Task goal →
From the first line to the last, output the data exactly as it stands, minus its pictures.

[Element data from apps and pages]
++++++++++
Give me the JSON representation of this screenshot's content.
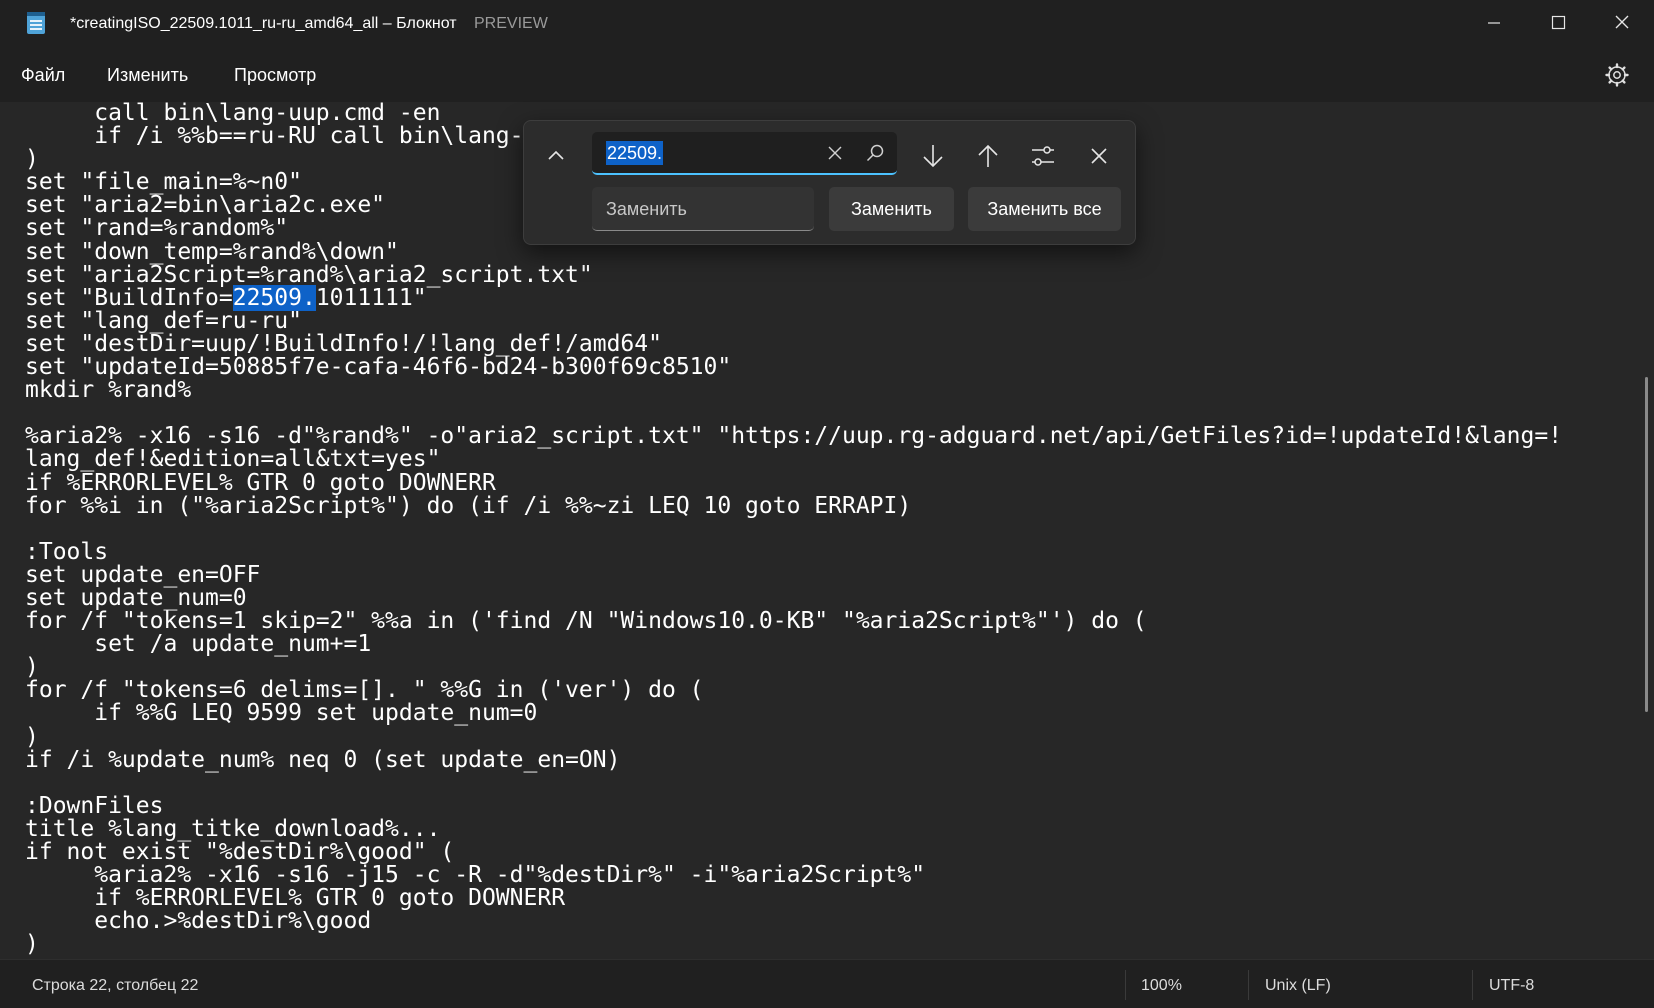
{
  "window": {
    "title": "*creatingISO_22509.1011_ru-ru_amd64_all – Блокнот",
    "preview_tag": "PREVIEW"
  },
  "menu": {
    "file": "Файл",
    "edit": "Изменить",
    "view": "Просмотр"
  },
  "editor": {
    "highlighted_match": "22509.",
    "lines": [
      "     call bin\\lang-uup.cmd -en",
      "     if /i %%b==ru-RU call bin\\lang-",
      ")",
      "set \"file_main=%~n0\"",
      "set \"aria2=bin\\aria2c.exe\"",
      "set \"rand=%random%\"",
      "set \"down_temp=%rand%\\down\"",
      "set \"aria2Script=%rand%\\aria2_script.txt\"",
      "set \"BuildInfo=22509.1011111\"",
      "set \"lang_def=ru-ru\"",
      "set \"destDir=uup/!BuildInfo!/!lang_def!/amd64\"",
      "set \"updateId=50885f7e-cafa-46f6-bd24-b300f69c8510\"",
      "mkdir %rand%",
      "",
      "%aria2% -x16 -s16 -d\"%rand%\" -o\"aria2_script.txt\" \"https://uup.rg-adguard.net/api/GetFiles?id=!updateId!&lang=!",
      "lang_def!&edition=all&txt=yes\"",
      "if %ERRORLEVEL% GTR 0 goto DOWNERR",
      "for %%i in (\"%aria2Script%\") do (if /i %%~zi LEQ 10 goto ERRAPI)",
      "",
      ":Tools",
      "set update_en=OFF",
      "set update_num=0",
      "for /f \"tokens=1 skip=2\" %%a in ('find /N \"Windows10.0-KB\" \"%aria2Script%\"') do (",
      "     set /a update_num+=1",
      ")",
      "for /f \"tokens=6 delims=[]. \" %%G in ('ver') do (",
      "     if %%G LEQ 9599 set update_num=0",
      ")",
      "if /i %update_num% neq 0 (set update_en=ON)",
      "",
      ":DownFiles",
      "title %lang_titke_download%...",
      "if not exist \"%destDir%\\good\" (",
      "     %aria2% -x16 -s16 -j15 -c -R -d\"%destDir%\" -i\"%aria2Script%\"",
      "     if %ERRORLEVEL% GTR 0 goto DOWNERR",
      "     echo.>%destDir%\\good",
      ")"
    ]
  },
  "find_replace": {
    "search_value": "22509.",
    "replace_placeholder": "Заменить",
    "replace_button": "Заменить",
    "replace_all_button": "Заменить все"
  },
  "status": {
    "position": "Строка 22, столбец 22",
    "zoom": "100%",
    "line_ending": "Unix (LF)",
    "encoding": "UTF-8"
  },
  "colors": {
    "background": "#272727",
    "chrome": "#202020",
    "selection": "#0e62c8",
    "accent": "#4cc2ff"
  }
}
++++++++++
Task response →
Give me the JSON representation of this screenshot's content.
{
  "window": {
    "title": "*creatingISO_22509.1011_ru-ru_amd64_all – Блокнот",
    "preview_tag": "PREVIEW"
  },
  "menu": {
    "file": "Файл",
    "edit": "Изменить",
    "view": "Просмотр"
  },
  "editor": {
    "highlighted_match": "22509.",
    "lines": [
      "     call bin\\lang-uup.cmd -en",
      "     if /i %%b==ru-RU call bin\\lang-",
      ")",
      "set \"file_main=%~n0\"",
      "set \"aria2=bin\\aria2c.exe\"",
      "set \"rand=%random%\"",
      "set \"down_temp=%rand%\\down\"",
      "set \"aria2Script=%rand%\\aria2_script.txt\"",
      "set \"BuildInfo=22509.1011111\"",
      "set \"lang_def=ru-ru\"",
      "set \"destDir=uup/!BuildInfo!/!lang_def!/amd64\"",
      "set \"updateId=50885f7e-cafa-46f6-bd24-b300f69c8510\"",
      "mkdir %rand%",
      "",
      "%aria2% -x16 -s16 -d\"%rand%\" -o\"aria2_script.txt\" \"https://uup.rg-adguard.net/api/GetFiles?id=!updateId!&lang=!",
      "lang_def!&edition=all&txt=yes\"",
      "if %ERRORLEVEL% GTR 0 goto DOWNERR",
      "for %%i in (\"%aria2Script%\") do (if /i %%~zi LEQ 10 goto ERRAPI)",
      "",
      ":Tools",
      "set update_en=OFF",
      "set update_num=0",
      "for /f \"tokens=1 skip=2\" %%a in ('find /N \"Windows10.0-KB\" \"%aria2Script%\"') do (",
      "     set /a update_num+=1",
      ")",
      "for /f \"tokens=6 delims=[]. \" %%G in ('ver') do (",
      "     if %%G LEQ 9599 set update_num=0",
      ")",
      "if /i %update_num% neq 0 (set update_en=ON)",
      "",
      ":DownFiles",
      "title %lang_titke_download%...",
      "if not exist \"%destDir%\\good\" (",
      "     %aria2% -x16 -s16 -j15 -c -R -d\"%destDir%\" -i\"%aria2Script%\"",
      "     if %ERRORLEVEL% GTR 0 goto DOWNERR",
      "     echo.>%destDir%\\good",
      ")"
    ]
  },
  "find_replace": {
    "search_value": "22509.",
    "replace_placeholder": "Заменить",
    "replace_button": "Заменить",
    "replace_all_button": "Заменить все"
  },
  "status": {
    "position": "Строка 22, столбец 22",
    "zoom": "100%",
    "line_ending": "Unix (LF)",
    "encoding": "UTF-8"
  },
  "colors": {
    "background": "#272727",
    "chrome": "#202020",
    "selection": "#0e62c8",
    "accent": "#4cc2ff"
  }
}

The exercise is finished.